When engineers or designers want to test the aerodynamic properties of the newly designed shape of a car, airplane, or other object, they would normally model...
Researchers from TU Graz and their industry partners have unveiled a world first: the prototype of a robot-controlled, high-speed combined charging system (CCS) for electric vehicles that enables series charging of cars in various parking positions.
Global demand for electric vehicles is forecast to rise sharply: by 2025, the number of new vehicle registrations is expected to reach 25 million per year....
Proteins must be folded correctly to fulfill their molecular functions in cells. Molecular assistants called chaperones help proteins exploit their inbuilt folding potential and reach the correct three-dimensional structure. Researchers at the Max Planck Institute of Biochemistry (MPIB) have demonstrated that actin, the most abundant protein in higher developed cells, does not have the inbuilt potential to fold and instead requires special assistance to fold into its active state. The chaperone TRiC uses a previously undescribed mechanism to perform actin folding. The study was recently published in the journal Cell.
Actin is the most abundant protein in highly developed cells and has diverse functions in processes like cell stabilization, cell division and muscle...
Scientists have discovered that the electrical resistance of a copper-oxide compound depends on the magnetic field in a very unusual way -- a finding that could help direct the search for materials that can perfectly conduct electricity at room temperatur
What happens when really powerful magnets--capable of producing magnetic fields nearly two million times stronger than Earth's--are applied to materials that...

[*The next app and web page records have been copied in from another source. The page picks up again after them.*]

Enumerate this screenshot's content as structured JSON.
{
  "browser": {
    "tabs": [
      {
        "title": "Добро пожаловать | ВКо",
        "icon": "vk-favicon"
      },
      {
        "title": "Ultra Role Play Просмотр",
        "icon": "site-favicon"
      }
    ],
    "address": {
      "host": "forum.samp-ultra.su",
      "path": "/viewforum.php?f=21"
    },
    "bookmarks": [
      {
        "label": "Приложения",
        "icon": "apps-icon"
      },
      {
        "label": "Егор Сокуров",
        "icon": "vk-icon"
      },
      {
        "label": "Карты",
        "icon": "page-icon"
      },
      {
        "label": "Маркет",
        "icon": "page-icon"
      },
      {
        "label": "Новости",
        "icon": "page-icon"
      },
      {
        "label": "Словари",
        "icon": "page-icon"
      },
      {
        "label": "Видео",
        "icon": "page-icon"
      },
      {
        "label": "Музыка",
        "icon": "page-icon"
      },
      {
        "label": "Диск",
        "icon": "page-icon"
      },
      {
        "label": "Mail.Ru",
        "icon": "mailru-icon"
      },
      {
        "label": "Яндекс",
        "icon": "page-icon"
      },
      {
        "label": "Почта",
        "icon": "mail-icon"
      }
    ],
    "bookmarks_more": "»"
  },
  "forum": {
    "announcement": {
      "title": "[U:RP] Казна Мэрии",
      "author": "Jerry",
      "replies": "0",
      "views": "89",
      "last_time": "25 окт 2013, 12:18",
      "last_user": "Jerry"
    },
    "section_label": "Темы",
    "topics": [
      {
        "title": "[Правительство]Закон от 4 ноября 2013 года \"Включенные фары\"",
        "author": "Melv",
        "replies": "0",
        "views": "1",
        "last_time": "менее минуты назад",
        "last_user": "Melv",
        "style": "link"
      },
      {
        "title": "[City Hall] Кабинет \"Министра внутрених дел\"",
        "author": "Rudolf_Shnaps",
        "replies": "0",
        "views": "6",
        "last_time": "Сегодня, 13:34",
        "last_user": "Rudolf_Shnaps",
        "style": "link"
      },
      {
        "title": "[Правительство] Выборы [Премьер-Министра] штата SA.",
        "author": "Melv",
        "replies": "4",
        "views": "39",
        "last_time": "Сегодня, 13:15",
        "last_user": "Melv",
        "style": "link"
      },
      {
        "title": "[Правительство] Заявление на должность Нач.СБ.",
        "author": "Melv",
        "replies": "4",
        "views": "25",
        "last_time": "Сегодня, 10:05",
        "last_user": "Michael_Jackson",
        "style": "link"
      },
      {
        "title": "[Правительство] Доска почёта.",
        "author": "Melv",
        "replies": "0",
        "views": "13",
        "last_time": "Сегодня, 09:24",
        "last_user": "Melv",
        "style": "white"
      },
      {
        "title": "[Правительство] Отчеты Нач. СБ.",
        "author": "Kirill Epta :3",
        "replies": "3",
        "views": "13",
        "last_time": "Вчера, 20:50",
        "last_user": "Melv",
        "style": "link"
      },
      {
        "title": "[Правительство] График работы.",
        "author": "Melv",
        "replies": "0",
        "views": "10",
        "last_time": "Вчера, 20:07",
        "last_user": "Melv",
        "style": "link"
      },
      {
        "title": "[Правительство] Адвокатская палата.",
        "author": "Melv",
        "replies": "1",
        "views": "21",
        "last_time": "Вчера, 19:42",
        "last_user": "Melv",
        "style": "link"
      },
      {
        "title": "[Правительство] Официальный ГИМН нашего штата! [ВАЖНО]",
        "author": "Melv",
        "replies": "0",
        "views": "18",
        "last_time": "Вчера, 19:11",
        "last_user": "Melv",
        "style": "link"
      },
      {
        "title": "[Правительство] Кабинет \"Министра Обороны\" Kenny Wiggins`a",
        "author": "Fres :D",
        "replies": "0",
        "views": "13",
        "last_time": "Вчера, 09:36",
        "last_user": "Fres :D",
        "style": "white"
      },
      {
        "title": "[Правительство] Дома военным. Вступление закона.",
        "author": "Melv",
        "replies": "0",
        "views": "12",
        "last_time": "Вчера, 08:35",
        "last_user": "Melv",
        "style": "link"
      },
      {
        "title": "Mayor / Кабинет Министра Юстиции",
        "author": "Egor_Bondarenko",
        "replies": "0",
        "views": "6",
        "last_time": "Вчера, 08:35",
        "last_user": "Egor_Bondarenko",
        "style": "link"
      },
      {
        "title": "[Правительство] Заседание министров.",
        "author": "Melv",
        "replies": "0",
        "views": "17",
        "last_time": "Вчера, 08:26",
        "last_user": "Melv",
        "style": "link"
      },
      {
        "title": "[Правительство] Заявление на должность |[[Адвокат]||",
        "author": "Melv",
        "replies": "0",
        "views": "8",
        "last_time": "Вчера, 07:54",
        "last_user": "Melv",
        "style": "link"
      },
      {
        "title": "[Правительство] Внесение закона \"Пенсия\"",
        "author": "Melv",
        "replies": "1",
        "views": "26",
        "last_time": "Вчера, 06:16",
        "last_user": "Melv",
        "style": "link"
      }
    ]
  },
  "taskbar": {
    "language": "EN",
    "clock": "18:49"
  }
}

The quality of materials often depends on the manufacturing process. In casting and welding, for example, the rate at which melts solidify and the resulting microstructure of the alloy is important. With metallic foams as well, it depends on exactly how the foaming process takes place. To understand these processes fully requires fast sensing capability. The fastest 3D tomographic images to date have now been achieved at the BESSY II X-ray source operated by the Helmholtz-Zentrum Berlin.
Dr. Francisco Garcia-Moreno and his team have designed a turntable that rotates ultra-stably about its axis at a constant rotational speed. This really depends...
08.08.2018 | Event News
27.07.2018 | Event News
25.07.2018 | Event News
14.08.2018 | Information Technology
14.08.2018 | Life Sciences
14.08.2018 | Life Sciences